## TASK GOAL
How many lines in the material contain the string "Produk"? Only the number is wanted.

# # # # # # #

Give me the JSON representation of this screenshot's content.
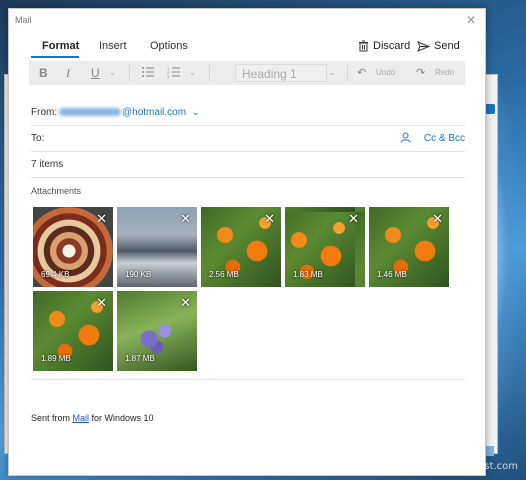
{
  "window": {
    "title": "Mail",
    "close_glyph": "✕"
  },
  "tabs": [
    {
      "label": "Format",
      "active": true
    },
    {
      "label": "Insert",
      "active": false
    },
    {
      "label": "Options",
      "active": false
    }
  ],
  "actions": {
    "discard_label": "Discard",
    "send_label": "Send"
  },
  "toolbar": {
    "bold": "B",
    "italic": "I",
    "underline": "U",
    "heading_value": "Heading 1",
    "undo_label": "Undo",
    "redo_label": "Redo"
  },
  "from": {
    "label": "From:",
    "address": "@hotmail.com"
  },
  "to": {
    "label": "To:",
    "cc_bcc_label": "Cc & Bcc"
  },
  "subject": {
    "value": "7 items"
  },
  "attachments": {
    "label": "Attachments",
    "items": [
      {
        "size": "69.4 KB",
        "image": "cake-slices"
      },
      {
        "size": "190 KB",
        "image": "crowd-street"
      },
      {
        "size": "2.56 MB",
        "image": "orange-flowers"
      },
      {
        "size": "1.83 MB",
        "image": "orange-flowers"
      },
      {
        "size": "1.46 MB",
        "image": "orange-flowers"
      },
      {
        "size": "1.89 MB",
        "image": "orange-flowers"
      },
      {
        "size": "1.87 MB",
        "image": "purple-flowers"
      }
    ]
  },
  "signature": {
    "prefix": "Sent from ",
    "link": "Mail",
    "suffix": " for Windows 10"
  },
  "watermark": "groovyPost.com",
  "colors": {
    "accent": "#1e73be",
    "link": "#1e55c8",
    "toolbar_bg": "#ececec"
  }
}
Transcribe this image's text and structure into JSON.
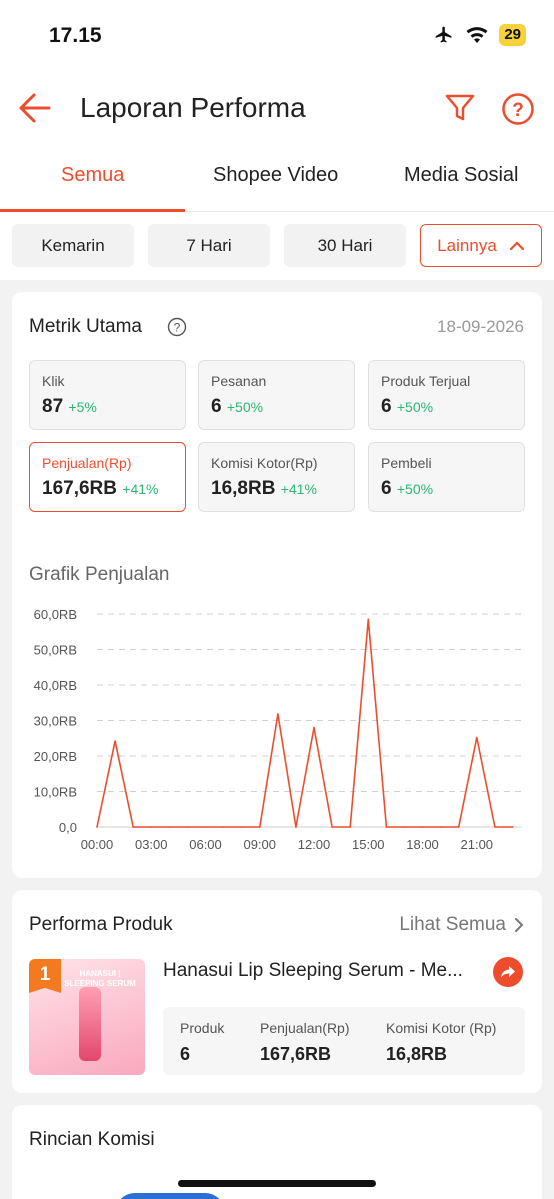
{
  "status": {
    "time": "17.15",
    "battery": "29"
  },
  "header": {
    "title": "Laporan Performa"
  },
  "tabs": [
    {
      "label": "Semua",
      "active": true
    },
    {
      "label": "Shopee Video",
      "active": false
    },
    {
      "label": "Media Sosial",
      "active": false
    }
  ],
  "range_chips": [
    {
      "label": "Kemarin"
    },
    {
      "label": "7 Hari"
    },
    {
      "label": "30 Hari"
    },
    {
      "label": "Lainnya",
      "selected": true
    }
  ],
  "metrics_card": {
    "title": "Metrik Utama",
    "date": "18-09-2026",
    "metrics": [
      {
        "label": "Klik",
        "value": "87",
        "change": "+5%"
      },
      {
        "label": "Pesanan",
        "value": "6",
        "change": "+50%"
      },
      {
        "label": "Produk Terjual",
        "value": "6",
        "change": "+50%"
      },
      {
        "label": "Penjualan(Rp)",
        "value": "167,6RB",
        "change": "+41%",
        "selected": true
      },
      {
        "label": "Komisi Kotor(Rp)",
        "value": "16,8RB",
        "change": "+41%"
      },
      {
        "label": "Pembeli",
        "value": "6",
        "change": "+50%"
      }
    ],
    "chart_title": "Grafik Penjualan"
  },
  "chart_data": {
    "type": "line",
    "title": "Grafik Penjualan",
    "y_ticks": [
      "0,0",
      "10,0RB",
      "20,0RB",
      "30,0RB",
      "40,0RB",
      "50,0RB",
      "60,0RB"
    ],
    "x_ticks": [
      "00:00",
      "03:00",
      "06:00",
      "09:00",
      "12:00",
      "15:00",
      "18:00",
      "21:00"
    ],
    "ylim": [
      0,
      60000
    ],
    "xlim": [
      0,
      23.5
    ],
    "grid": true,
    "color": "#ee4d2d",
    "x": [
      0,
      1,
      2,
      3,
      4,
      5,
      6,
      7,
      8,
      9,
      10,
      11,
      12,
      13,
      14,
      15,
      16,
      17,
      18,
      19,
      20,
      21,
      22,
      23
    ],
    "values": [
      0,
      24200,
      0,
      0,
      0,
      0,
      0,
      0,
      0,
      0,
      31800,
      0,
      28000,
      0,
      0,
      58500,
      0,
      0,
      0,
      0,
      0,
      25200,
      0,
      0
    ]
  },
  "product_card": {
    "title": "Performa Produk",
    "see_all": "Lihat Semua",
    "product": {
      "rank": "1",
      "name": "Hanasui Lip Sleeping Serum - Me...",
      "thumb_text": "HANASUI | SLEEPING SERUM",
      "stats": [
        {
          "label": "Produk",
          "value": "6"
        },
        {
          "label": "Penjualan(Rp)",
          "value": "167,6RB"
        },
        {
          "label": "Komisi Kotor (Rp)",
          "value": "16,8RB"
        }
      ]
    }
  },
  "commission_card": {
    "title": "Rincian Komisi"
  }
}
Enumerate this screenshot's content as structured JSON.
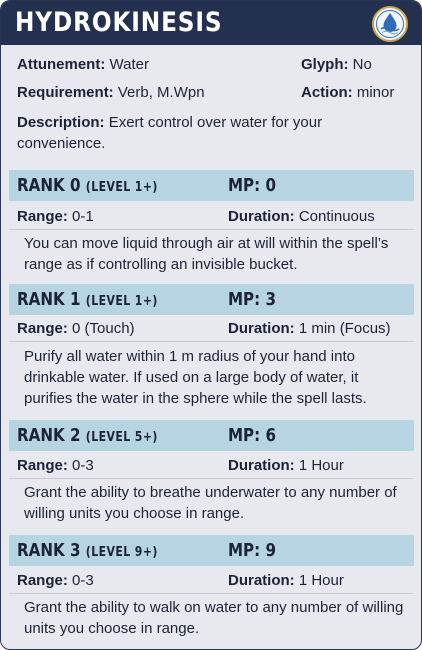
{
  "title": "HYDROKINESIS",
  "emblem_icon": "water-element-emblem",
  "info": {
    "attunement_label": "Attunement:",
    "attunement_value": "Water",
    "glyph_label": "Glyph:",
    "glyph_value": "No",
    "requirement_label": "Requirement:",
    "requirement_value": "Verb, M.Wpn",
    "action_label": "Action:",
    "action_value": "minor",
    "description_label": "Description:",
    "description_value": "Exert control over water for your convenience."
  },
  "ranks": [
    {
      "rank": "RANK 0",
      "level": "(LEVEL 1+)",
      "mp": "MP: 0",
      "range_label": "Range:",
      "range": "0-1",
      "duration_label": "Duration:",
      "duration": "Continuous",
      "text": "You can move liquid through air at will within the spell’s range as if controlling an invisible bucket."
    },
    {
      "rank": "RANK 1",
      "level": "(LEVEL 1+)",
      "mp": "MP: 3",
      "range_label": "Range:",
      "range": "0 (Touch)",
      "duration_label": "Duration:",
      "duration": "1 min (Focus)",
      "text": "Purify all water within 1 m radius of your hand into drinkable water. If used on a large body of water, it purifies the water in the sphere while the spell lasts."
    },
    {
      "rank": "RANK 2",
      "level": "(LEVEL 5+)",
      "mp": "MP: 6",
      "range_label": "Range:",
      "range": "0-3",
      "duration_label": "Duration:",
      "duration": "1 Hour",
      "text": "Grant the ability to breathe underwater to any number of willing units you choose in range."
    },
    {
      "rank": "RANK 3",
      "level": "(LEVEL 9+)",
      "mp": "MP: 9",
      "range_label": "Range:",
      "range": "0-3",
      "duration_label": "Duration:",
      "duration": "1 Hour",
      "text": "Grant the ability to walk on water to any number of willing units you choose in range."
    }
  ]
}
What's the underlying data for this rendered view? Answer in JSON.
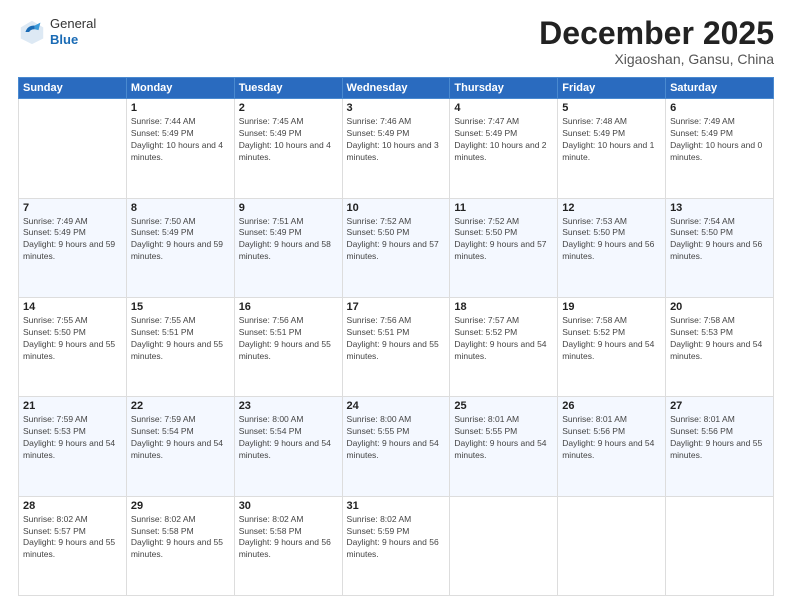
{
  "header": {
    "logo_line1": "General",
    "logo_line2": "Blue",
    "month": "December 2025",
    "location": "Xigaoshan, Gansu, China"
  },
  "days_of_week": [
    "Sunday",
    "Monday",
    "Tuesday",
    "Wednesday",
    "Thursday",
    "Friday",
    "Saturday"
  ],
  "weeks": [
    [
      {
        "day": "",
        "sunrise": "",
        "sunset": "",
        "daylight": ""
      },
      {
        "day": "1",
        "sunrise": "Sunrise: 7:44 AM",
        "sunset": "Sunset: 5:49 PM",
        "daylight": "Daylight: 10 hours and 4 minutes."
      },
      {
        "day": "2",
        "sunrise": "Sunrise: 7:45 AM",
        "sunset": "Sunset: 5:49 PM",
        "daylight": "Daylight: 10 hours and 4 minutes."
      },
      {
        "day": "3",
        "sunrise": "Sunrise: 7:46 AM",
        "sunset": "Sunset: 5:49 PM",
        "daylight": "Daylight: 10 hours and 3 minutes."
      },
      {
        "day": "4",
        "sunrise": "Sunrise: 7:47 AM",
        "sunset": "Sunset: 5:49 PM",
        "daylight": "Daylight: 10 hours and 2 minutes."
      },
      {
        "day": "5",
        "sunrise": "Sunrise: 7:48 AM",
        "sunset": "Sunset: 5:49 PM",
        "daylight": "Daylight: 10 hours and 1 minute."
      },
      {
        "day": "6",
        "sunrise": "Sunrise: 7:49 AM",
        "sunset": "Sunset: 5:49 PM",
        "daylight": "Daylight: 10 hours and 0 minutes."
      }
    ],
    [
      {
        "day": "7",
        "sunrise": "Sunrise: 7:49 AM",
        "sunset": "Sunset: 5:49 PM",
        "daylight": "Daylight: 9 hours and 59 minutes."
      },
      {
        "day": "8",
        "sunrise": "Sunrise: 7:50 AM",
        "sunset": "Sunset: 5:49 PM",
        "daylight": "Daylight: 9 hours and 59 minutes."
      },
      {
        "day": "9",
        "sunrise": "Sunrise: 7:51 AM",
        "sunset": "Sunset: 5:49 PM",
        "daylight": "Daylight: 9 hours and 58 minutes."
      },
      {
        "day": "10",
        "sunrise": "Sunrise: 7:52 AM",
        "sunset": "Sunset: 5:50 PM",
        "daylight": "Daylight: 9 hours and 57 minutes."
      },
      {
        "day": "11",
        "sunrise": "Sunrise: 7:52 AM",
        "sunset": "Sunset: 5:50 PM",
        "daylight": "Daylight: 9 hours and 57 minutes."
      },
      {
        "day": "12",
        "sunrise": "Sunrise: 7:53 AM",
        "sunset": "Sunset: 5:50 PM",
        "daylight": "Daylight: 9 hours and 56 minutes."
      },
      {
        "day": "13",
        "sunrise": "Sunrise: 7:54 AM",
        "sunset": "Sunset: 5:50 PM",
        "daylight": "Daylight: 9 hours and 56 minutes."
      }
    ],
    [
      {
        "day": "14",
        "sunrise": "Sunrise: 7:55 AM",
        "sunset": "Sunset: 5:50 PM",
        "daylight": "Daylight: 9 hours and 55 minutes."
      },
      {
        "day": "15",
        "sunrise": "Sunrise: 7:55 AM",
        "sunset": "Sunset: 5:51 PM",
        "daylight": "Daylight: 9 hours and 55 minutes."
      },
      {
        "day": "16",
        "sunrise": "Sunrise: 7:56 AM",
        "sunset": "Sunset: 5:51 PM",
        "daylight": "Daylight: 9 hours and 55 minutes."
      },
      {
        "day": "17",
        "sunrise": "Sunrise: 7:56 AM",
        "sunset": "Sunset: 5:51 PM",
        "daylight": "Daylight: 9 hours and 55 minutes."
      },
      {
        "day": "18",
        "sunrise": "Sunrise: 7:57 AM",
        "sunset": "Sunset: 5:52 PM",
        "daylight": "Daylight: 9 hours and 54 minutes."
      },
      {
        "day": "19",
        "sunrise": "Sunrise: 7:58 AM",
        "sunset": "Sunset: 5:52 PM",
        "daylight": "Daylight: 9 hours and 54 minutes."
      },
      {
        "day": "20",
        "sunrise": "Sunrise: 7:58 AM",
        "sunset": "Sunset: 5:53 PM",
        "daylight": "Daylight: 9 hours and 54 minutes."
      }
    ],
    [
      {
        "day": "21",
        "sunrise": "Sunrise: 7:59 AM",
        "sunset": "Sunset: 5:53 PM",
        "daylight": "Daylight: 9 hours and 54 minutes."
      },
      {
        "day": "22",
        "sunrise": "Sunrise: 7:59 AM",
        "sunset": "Sunset: 5:54 PM",
        "daylight": "Daylight: 9 hours and 54 minutes."
      },
      {
        "day": "23",
        "sunrise": "Sunrise: 8:00 AM",
        "sunset": "Sunset: 5:54 PM",
        "daylight": "Daylight: 9 hours and 54 minutes."
      },
      {
        "day": "24",
        "sunrise": "Sunrise: 8:00 AM",
        "sunset": "Sunset: 5:55 PM",
        "daylight": "Daylight: 9 hours and 54 minutes."
      },
      {
        "day": "25",
        "sunrise": "Sunrise: 8:01 AM",
        "sunset": "Sunset: 5:55 PM",
        "daylight": "Daylight: 9 hours and 54 minutes."
      },
      {
        "day": "26",
        "sunrise": "Sunrise: 8:01 AM",
        "sunset": "Sunset: 5:56 PM",
        "daylight": "Daylight: 9 hours and 54 minutes."
      },
      {
        "day": "27",
        "sunrise": "Sunrise: 8:01 AM",
        "sunset": "Sunset: 5:56 PM",
        "daylight": "Daylight: 9 hours and 55 minutes."
      }
    ],
    [
      {
        "day": "28",
        "sunrise": "Sunrise: 8:02 AM",
        "sunset": "Sunset: 5:57 PM",
        "daylight": "Daylight: 9 hours and 55 minutes."
      },
      {
        "day": "29",
        "sunrise": "Sunrise: 8:02 AM",
        "sunset": "Sunset: 5:58 PM",
        "daylight": "Daylight: 9 hours and 55 minutes."
      },
      {
        "day": "30",
        "sunrise": "Sunrise: 8:02 AM",
        "sunset": "Sunset: 5:58 PM",
        "daylight": "Daylight: 9 hours and 56 minutes."
      },
      {
        "day": "31",
        "sunrise": "Sunrise: 8:02 AM",
        "sunset": "Sunset: 5:59 PM",
        "daylight": "Daylight: 9 hours and 56 minutes."
      },
      {
        "day": "",
        "sunrise": "",
        "sunset": "",
        "daylight": ""
      },
      {
        "day": "",
        "sunrise": "",
        "sunset": "",
        "daylight": ""
      },
      {
        "day": "",
        "sunrise": "",
        "sunset": "",
        "daylight": ""
      }
    ]
  ]
}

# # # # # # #

## SOLUTION
3